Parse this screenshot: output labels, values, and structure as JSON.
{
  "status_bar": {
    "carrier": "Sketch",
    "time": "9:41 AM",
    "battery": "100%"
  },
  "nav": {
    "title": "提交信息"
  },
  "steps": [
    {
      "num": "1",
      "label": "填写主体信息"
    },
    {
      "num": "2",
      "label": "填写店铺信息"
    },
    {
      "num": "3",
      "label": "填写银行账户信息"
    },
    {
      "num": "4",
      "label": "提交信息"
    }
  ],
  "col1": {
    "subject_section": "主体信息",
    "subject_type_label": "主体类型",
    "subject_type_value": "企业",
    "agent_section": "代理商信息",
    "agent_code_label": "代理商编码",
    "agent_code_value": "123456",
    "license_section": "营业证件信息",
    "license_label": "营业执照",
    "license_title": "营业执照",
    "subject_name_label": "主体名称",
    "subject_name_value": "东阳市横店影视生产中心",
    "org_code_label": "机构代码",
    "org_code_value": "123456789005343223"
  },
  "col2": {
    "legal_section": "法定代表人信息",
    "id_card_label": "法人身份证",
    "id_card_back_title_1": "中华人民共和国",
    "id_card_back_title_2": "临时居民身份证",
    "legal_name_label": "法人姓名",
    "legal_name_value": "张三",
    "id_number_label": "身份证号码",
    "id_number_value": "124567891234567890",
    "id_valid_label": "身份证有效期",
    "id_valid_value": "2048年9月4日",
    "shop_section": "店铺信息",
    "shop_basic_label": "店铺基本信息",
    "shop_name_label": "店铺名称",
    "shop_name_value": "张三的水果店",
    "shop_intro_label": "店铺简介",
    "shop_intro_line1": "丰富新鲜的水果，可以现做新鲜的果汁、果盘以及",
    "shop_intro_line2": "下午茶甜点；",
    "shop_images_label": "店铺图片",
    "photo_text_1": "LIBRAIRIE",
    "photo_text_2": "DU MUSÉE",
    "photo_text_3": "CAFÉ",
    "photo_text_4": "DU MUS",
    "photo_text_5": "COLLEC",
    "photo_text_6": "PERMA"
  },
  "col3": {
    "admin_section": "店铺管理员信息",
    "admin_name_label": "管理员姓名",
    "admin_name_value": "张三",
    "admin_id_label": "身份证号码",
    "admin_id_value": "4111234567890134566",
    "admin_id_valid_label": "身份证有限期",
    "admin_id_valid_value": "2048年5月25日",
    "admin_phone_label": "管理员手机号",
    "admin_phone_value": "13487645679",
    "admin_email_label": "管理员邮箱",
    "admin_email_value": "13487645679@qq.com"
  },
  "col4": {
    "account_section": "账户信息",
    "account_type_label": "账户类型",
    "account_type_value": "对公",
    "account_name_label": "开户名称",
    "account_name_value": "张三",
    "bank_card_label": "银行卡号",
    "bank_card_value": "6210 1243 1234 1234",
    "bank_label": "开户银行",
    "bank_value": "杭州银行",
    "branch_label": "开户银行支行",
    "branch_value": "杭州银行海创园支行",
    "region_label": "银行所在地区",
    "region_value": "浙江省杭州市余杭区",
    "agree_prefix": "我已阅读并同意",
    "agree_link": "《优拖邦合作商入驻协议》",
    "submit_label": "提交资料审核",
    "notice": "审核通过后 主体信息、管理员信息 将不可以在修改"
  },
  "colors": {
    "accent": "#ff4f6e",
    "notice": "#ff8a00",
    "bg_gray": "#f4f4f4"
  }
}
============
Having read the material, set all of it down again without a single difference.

* [Written answer]
Parse this screenshot: output labels, values, and structure as JSON.
{
  "status_bar": {
    "carrier": "Sketch",
    "time": "9:41 AM",
    "battery": "100%"
  },
  "nav": {
    "title": "提交信息"
  },
  "steps": [
    {
      "num": "1",
      "label": "填写主体信息"
    },
    {
      "num": "2",
      "label": "填写店铺信息"
    },
    {
      "num": "3",
      "label": "填写银行账户信息"
    },
    {
      "num": "4",
      "label": "提交信息"
    }
  ],
  "col1": {
    "subject_section": "主体信息",
    "subject_type_label": "主体类型",
    "subject_type_value": "企业",
    "agent_section": "代理商信息",
    "agent_code_label": "代理商编码",
    "agent_code_value": "123456",
    "license_section": "营业证件信息",
    "license_label": "营业执照",
    "license_title": "营业执照",
    "subject_name_label": "主体名称",
    "subject_name_value": "东阳市横店影视生产中心",
    "org_code_label": "机构代码",
    "org_code_value": "123456789005343223"
  },
  "col2": {
    "legal_section": "法定代表人信息",
    "id_card_label": "法人身份证",
    "id_card_back_title_1": "中华人民共和国",
    "id_card_back_title_2": "临时居民身份证",
    "legal_name_label": "法人姓名",
    "legal_name_value": "张三",
    "id_number_label": "身份证号码",
    "id_number_value": "124567891234567890",
    "id_valid_label": "身份证有效期",
    "id_valid_value": "2048年9月4日",
    "shop_section": "店铺信息",
    "shop_basic_label": "店铺基本信息",
    "shop_name_label": "店铺名称",
    "shop_name_value": "张三的水果店",
    "shop_intro_label": "店铺简介",
    "shop_intro_line1": "丰富新鲜的水果，可以现做新鲜的果汁、果盘以及",
    "shop_intro_line2": "下午茶甜点；",
    "shop_images_label": "店铺图片",
    "photo_text_1": "LIBRAIRIE",
    "photo_text_2": "DU MUSÉE",
    "photo_text_3": "CAFÉ",
    "photo_text_4": "DU MUS",
    "photo_text_5": "COLLEC",
    "photo_text_6": "PERMA"
  },
  "col3": {
    "admin_section": "店铺管理员信息",
    "admin_name_label": "管理员姓名",
    "admin_name_value": "张三",
    "admin_id_label": "身份证号码",
    "admin_id_value": "4111234567890134566",
    "admin_id_valid_label": "身份证有限期",
    "admin_id_valid_value": "2048年5月25日",
    "admin_phone_label": "管理员手机号",
    "admin_phone_value": "13487645679",
    "admin_email_label": "管理员邮箱",
    "admin_email_value": "13487645679@qq.com"
  },
  "col4": {
    "account_section": "账户信息",
    "account_type_label": "账户类型",
    "account_type_value": "对公",
    "account_name_label": "开户名称",
    "account_name_value": "张三",
    "bank_card_label": "银行卡号",
    "bank_card_value": "6210 1243 1234 1234",
    "bank_label": "开户银行",
    "bank_value": "杭州银行",
    "branch_label": "开户银行支行",
    "branch_value": "杭州银行海创园支行",
    "region_label": "银行所在地区",
    "region_value": "浙江省杭州市余杭区",
    "agree_prefix": "我已阅读并同意",
    "agree_link": "《优拖邦合作商入驻协议》",
    "submit_label": "提交资料审核",
    "notice": "审核通过后 主体信息、管理员信息 将不可以在修改"
  },
  "colors": {
    "accent": "#ff4f6e",
    "notice": "#ff8a00",
    "bg_gray": "#f4f4f4"
  }
}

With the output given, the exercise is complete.